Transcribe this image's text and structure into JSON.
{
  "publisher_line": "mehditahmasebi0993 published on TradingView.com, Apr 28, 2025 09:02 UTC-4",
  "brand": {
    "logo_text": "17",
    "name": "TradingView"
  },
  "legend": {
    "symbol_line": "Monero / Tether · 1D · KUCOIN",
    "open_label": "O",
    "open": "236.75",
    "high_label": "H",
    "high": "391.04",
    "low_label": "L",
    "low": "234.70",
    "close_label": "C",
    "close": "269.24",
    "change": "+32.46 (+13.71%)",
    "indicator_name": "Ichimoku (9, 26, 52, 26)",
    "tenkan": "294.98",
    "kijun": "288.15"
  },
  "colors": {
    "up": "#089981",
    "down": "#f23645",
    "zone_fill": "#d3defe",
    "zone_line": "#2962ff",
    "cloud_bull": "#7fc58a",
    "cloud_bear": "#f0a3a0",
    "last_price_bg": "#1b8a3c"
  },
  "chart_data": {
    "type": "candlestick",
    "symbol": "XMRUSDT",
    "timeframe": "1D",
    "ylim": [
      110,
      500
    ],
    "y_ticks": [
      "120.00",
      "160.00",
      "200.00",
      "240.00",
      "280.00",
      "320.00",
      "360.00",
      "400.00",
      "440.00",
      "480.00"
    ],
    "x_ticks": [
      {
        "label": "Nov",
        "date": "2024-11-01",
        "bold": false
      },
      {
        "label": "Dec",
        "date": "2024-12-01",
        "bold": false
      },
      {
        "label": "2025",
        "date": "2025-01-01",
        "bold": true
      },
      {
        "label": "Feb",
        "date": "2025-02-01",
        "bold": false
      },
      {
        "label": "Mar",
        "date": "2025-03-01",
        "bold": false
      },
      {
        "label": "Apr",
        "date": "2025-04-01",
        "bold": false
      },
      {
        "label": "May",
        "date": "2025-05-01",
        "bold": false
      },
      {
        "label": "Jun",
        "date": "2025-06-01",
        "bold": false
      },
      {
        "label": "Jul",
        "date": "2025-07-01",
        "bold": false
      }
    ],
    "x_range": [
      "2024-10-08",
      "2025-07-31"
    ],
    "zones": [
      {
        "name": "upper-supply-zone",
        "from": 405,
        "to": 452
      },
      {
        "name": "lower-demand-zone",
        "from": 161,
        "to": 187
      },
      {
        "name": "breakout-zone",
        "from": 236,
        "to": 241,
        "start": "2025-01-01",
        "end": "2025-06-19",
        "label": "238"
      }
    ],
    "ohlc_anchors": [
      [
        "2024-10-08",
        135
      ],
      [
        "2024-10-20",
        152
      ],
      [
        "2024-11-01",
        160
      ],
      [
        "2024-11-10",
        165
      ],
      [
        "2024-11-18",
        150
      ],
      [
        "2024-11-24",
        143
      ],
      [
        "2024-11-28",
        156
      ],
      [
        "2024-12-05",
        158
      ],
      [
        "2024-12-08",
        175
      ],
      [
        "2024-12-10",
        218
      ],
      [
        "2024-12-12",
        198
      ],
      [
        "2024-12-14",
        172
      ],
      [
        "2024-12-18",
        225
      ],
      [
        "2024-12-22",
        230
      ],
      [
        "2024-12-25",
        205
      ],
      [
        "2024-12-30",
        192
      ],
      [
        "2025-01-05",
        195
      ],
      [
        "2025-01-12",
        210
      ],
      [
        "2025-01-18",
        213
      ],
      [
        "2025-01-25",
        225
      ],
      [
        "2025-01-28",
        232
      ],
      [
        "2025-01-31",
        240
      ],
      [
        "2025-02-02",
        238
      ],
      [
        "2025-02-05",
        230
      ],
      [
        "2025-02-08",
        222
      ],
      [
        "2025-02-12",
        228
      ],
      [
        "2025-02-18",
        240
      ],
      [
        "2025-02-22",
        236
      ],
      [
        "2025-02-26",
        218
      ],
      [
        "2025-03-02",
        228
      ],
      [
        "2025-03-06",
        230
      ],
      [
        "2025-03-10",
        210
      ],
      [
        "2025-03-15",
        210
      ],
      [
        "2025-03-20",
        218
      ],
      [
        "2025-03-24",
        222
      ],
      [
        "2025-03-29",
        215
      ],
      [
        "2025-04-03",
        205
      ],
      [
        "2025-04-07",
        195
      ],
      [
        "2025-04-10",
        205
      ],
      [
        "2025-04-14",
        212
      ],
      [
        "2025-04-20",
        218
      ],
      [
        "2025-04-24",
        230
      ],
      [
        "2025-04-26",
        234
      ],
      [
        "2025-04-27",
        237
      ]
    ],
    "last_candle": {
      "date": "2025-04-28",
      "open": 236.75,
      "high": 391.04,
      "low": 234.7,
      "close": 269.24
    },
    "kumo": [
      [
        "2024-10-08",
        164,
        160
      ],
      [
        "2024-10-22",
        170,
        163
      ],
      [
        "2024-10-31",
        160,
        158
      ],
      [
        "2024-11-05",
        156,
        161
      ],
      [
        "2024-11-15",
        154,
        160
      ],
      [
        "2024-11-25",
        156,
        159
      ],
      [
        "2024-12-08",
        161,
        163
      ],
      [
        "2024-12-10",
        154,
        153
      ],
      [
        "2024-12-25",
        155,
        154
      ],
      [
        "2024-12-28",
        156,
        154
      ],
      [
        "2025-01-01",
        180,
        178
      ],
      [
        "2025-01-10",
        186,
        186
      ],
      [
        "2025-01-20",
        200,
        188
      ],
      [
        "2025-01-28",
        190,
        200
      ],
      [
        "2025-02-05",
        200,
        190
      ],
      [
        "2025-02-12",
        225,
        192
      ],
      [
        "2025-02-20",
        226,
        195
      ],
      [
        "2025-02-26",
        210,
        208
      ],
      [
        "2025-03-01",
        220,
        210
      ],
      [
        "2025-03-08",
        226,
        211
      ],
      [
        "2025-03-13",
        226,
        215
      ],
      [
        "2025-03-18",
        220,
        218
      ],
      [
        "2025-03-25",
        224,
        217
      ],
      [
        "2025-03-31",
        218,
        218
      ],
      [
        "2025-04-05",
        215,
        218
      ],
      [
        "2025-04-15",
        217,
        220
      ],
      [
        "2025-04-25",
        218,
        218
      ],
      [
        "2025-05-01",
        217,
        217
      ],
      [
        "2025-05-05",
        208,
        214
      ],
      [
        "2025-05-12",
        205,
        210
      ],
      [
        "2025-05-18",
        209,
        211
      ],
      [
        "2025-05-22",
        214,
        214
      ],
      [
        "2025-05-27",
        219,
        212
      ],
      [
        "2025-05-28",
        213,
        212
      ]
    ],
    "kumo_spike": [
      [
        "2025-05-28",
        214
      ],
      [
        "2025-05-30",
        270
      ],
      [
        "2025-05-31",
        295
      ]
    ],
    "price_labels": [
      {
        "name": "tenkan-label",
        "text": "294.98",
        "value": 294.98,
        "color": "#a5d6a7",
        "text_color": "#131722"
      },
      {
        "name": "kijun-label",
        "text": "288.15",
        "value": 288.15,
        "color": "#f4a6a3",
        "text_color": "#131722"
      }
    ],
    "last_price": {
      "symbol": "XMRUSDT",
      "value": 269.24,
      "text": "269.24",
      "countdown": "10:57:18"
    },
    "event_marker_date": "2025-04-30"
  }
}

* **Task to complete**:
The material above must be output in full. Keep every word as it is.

* **Reply to the exercise**:
Transcribe this image's text and structure into JSON.
{
  "publisher_line": "mehditahmasebi0993 published on TradingView.com, Apr 28, 2025 09:02 UTC-4",
  "brand": {
    "logo_text": "17",
    "name": "TradingView"
  },
  "legend": {
    "symbol_line": "Monero / Tether · 1D · KUCOIN",
    "open_label": "O",
    "open": "236.75",
    "high_label": "H",
    "high": "391.04",
    "low_label": "L",
    "low": "234.70",
    "close_label": "C",
    "close": "269.24",
    "change": "+32.46 (+13.71%)",
    "indicator_name": "Ichimoku (9, 26, 52, 26)",
    "tenkan": "294.98",
    "kijun": "288.15"
  },
  "colors": {
    "up": "#089981",
    "down": "#f23645",
    "zone_fill": "#d3defe",
    "zone_line": "#2962ff",
    "cloud_bull": "#7fc58a",
    "cloud_bear": "#f0a3a0",
    "last_price_bg": "#1b8a3c"
  },
  "chart_data": {
    "type": "candlestick",
    "symbol": "XMRUSDT",
    "timeframe": "1D",
    "ylim": [
      110,
      500
    ],
    "y_ticks": [
      "120.00",
      "160.00",
      "200.00",
      "240.00",
      "280.00",
      "320.00",
      "360.00",
      "400.00",
      "440.00",
      "480.00"
    ],
    "x_ticks": [
      {
        "label": "Nov",
        "date": "2024-11-01",
        "bold": false
      },
      {
        "label": "Dec",
        "date": "2024-12-01",
        "bold": false
      },
      {
        "label": "2025",
        "date": "2025-01-01",
        "bold": true
      },
      {
        "label": "Feb",
        "date": "2025-02-01",
        "bold": false
      },
      {
        "label": "Mar",
        "date": "2025-03-01",
        "bold": false
      },
      {
        "label": "Apr",
        "date": "2025-04-01",
        "bold": false
      },
      {
        "label": "May",
        "date": "2025-05-01",
        "bold": false
      },
      {
        "label": "Jun",
        "date": "2025-06-01",
        "bold": false
      },
      {
        "label": "Jul",
        "date": "2025-07-01",
        "bold": false
      }
    ],
    "x_range": [
      "2024-10-08",
      "2025-07-31"
    ],
    "zones": [
      {
        "name": "upper-supply-zone",
        "from": 405,
        "to": 452
      },
      {
        "name": "lower-demand-zone",
        "from": 161,
        "to": 187
      },
      {
        "name": "breakout-zone",
        "from": 236,
        "to": 241,
        "start": "2025-01-01",
        "end": "2025-06-19",
        "label": "238"
      }
    ],
    "ohlc_anchors": [
      [
        "2024-10-08",
        135
      ],
      [
        "2024-10-20",
        152
      ],
      [
        "2024-11-01",
        160
      ],
      [
        "2024-11-10",
        165
      ],
      [
        "2024-11-18",
        150
      ],
      [
        "2024-11-24",
        143
      ],
      [
        "2024-11-28",
        156
      ],
      [
        "2024-12-05",
        158
      ],
      [
        "2024-12-08",
        175
      ],
      [
        "2024-12-10",
        218
      ],
      [
        "2024-12-12",
        198
      ],
      [
        "2024-12-14",
        172
      ],
      [
        "2024-12-18",
        225
      ],
      [
        "2024-12-22",
        230
      ],
      [
        "2024-12-25",
        205
      ],
      [
        "2024-12-30",
        192
      ],
      [
        "2025-01-05",
        195
      ],
      [
        "2025-01-12",
        210
      ],
      [
        "2025-01-18",
        213
      ],
      [
        "2025-01-25",
        225
      ],
      [
        "2025-01-28",
        232
      ],
      [
        "2025-01-31",
        240
      ],
      [
        "2025-02-02",
        238
      ],
      [
        "2025-02-05",
        230
      ],
      [
        "2025-02-08",
        222
      ],
      [
        "2025-02-12",
        228
      ],
      [
        "2025-02-18",
        240
      ],
      [
        "2025-02-22",
        236
      ],
      [
        "2025-02-26",
        218
      ],
      [
        "2025-03-02",
        228
      ],
      [
        "2025-03-06",
        230
      ],
      [
        "2025-03-10",
        210
      ],
      [
        "2025-03-15",
        210
      ],
      [
        "2025-03-20",
        218
      ],
      [
        "2025-03-24",
        222
      ],
      [
        "2025-03-29",
        215
      ],
      [
        "2025-04-03",
        205
      ],
      [
        "2025-04-07",
        195
      ],
      [
        "2025-04-10",
        205
      ],
      [
        "2025-04-14",
        212
      ],
      [
        "2025-04-20",
        218
      ],
      [
        "2025-04-24",
        230
      ],
      [
        "2025-04-26",
        234
      ],
      [
        "2025-04-27",
        237
      ]
    ],
    "last_candle": {
      "date": "2025-04-28",
      "open": 236.75,
      "high": 391.04,
      "low": 234.7,
      "close": 269.24
    },
    "kumo": [
      [
        "2024-10-08",
        164,
        160
      ],
      [
        "2024-10-22",
        170,
        163
      ],
      [
        "2024-10-31",
        160,
        158
      ],
      [
        "2024-11-05",
        156,
        161
      ],
      [
        "2024-11-15",
        154,
        160
      ],
      [
        "2024-11-25",
        156,
        159
      ],
      [
        "2024-12-08",
        161,
        163
      ],
      [
        "2024-12-10",
        154,
        153
      ],
      [
        "2024-12-25",
        155,
        154
      ],
      [
        "2024-12-28",
        156,
        154
      ],
      [
        "2025-01-01",
        180,
        178
      ],
      [
        "2025-01-10",
        186,
        186
      ],
      [
        "2025-01-20",
        200,
        188
      ],
      [
        "2025-01-28",
        190,
        200
      ],
      [
        "2025-02-05",
        200,
        190
      ],
      [
        "2025-02-12",
        225,
        192
      ],
      [
        "2025-02-20",
        226,
        195
      ],
      [
        "2025-02-26",
        210,
        208
      ],
      [
        "2025-03-01",
        220,
        210
      ],
      [
        "2025-03-08",
        226,
        211
      ],
      [
        "2025-03-13",
        226,
        215
      ],
      [
        "2025-03-18",
        220,
        218
      ],
      [
        "2025-03-25",
        224,
        217
      ],
      [
        "2025-03-31",
        218,
        218
      ],
      [
        "2025-04-05",
        215,
        218
      ],
      [
        "2025-04-15",
        217,
        220
      ],
      [
        "2025-04-25",
        218,
        218
      ],
      [
        "2025-05-01",
        217,
        217
      ],
      [
        "2025-05-05",
        208,
        214
      ],
      [
        "2025-05-12",
        205,
        210
      ],
      [
        "2025-05-18",
        209,
        211
      ],
      [
        "2025-05-22",
        214,
        214
      ],
      [
        "2025-05-27",
        219,
        212
      ],
      [
        "2025-05-28",
        213,
        212
      ]
    ],
    "kumo_spike": [
      [
        "2025-05-28",
        214
      ],
      [
        "2025-05-30",
        270
      ],
      [
        "2025-05-31",
        295
      ]
    ],
    "price_labels": [
      {
        "name": "tenkan-label",
        "text": "294.98",
        "value": 294.98,
        "color": "#a5d6a7",
        "text_color": "#131722"
      },
      {
        "name": "kijun-label",
        "text": "288.15",
        "value": 288.15,
        "color": "#f4a6a3",
        "text_color": "#131722"
      }
    ],
    "last_price": {
      "symbol": "XMRUSDT",
      "value": 269.24,
      "text": "269.24",
      "countdown": "10:57:18"
    },
    "event_marker_date": "2025-04-30"
  }
}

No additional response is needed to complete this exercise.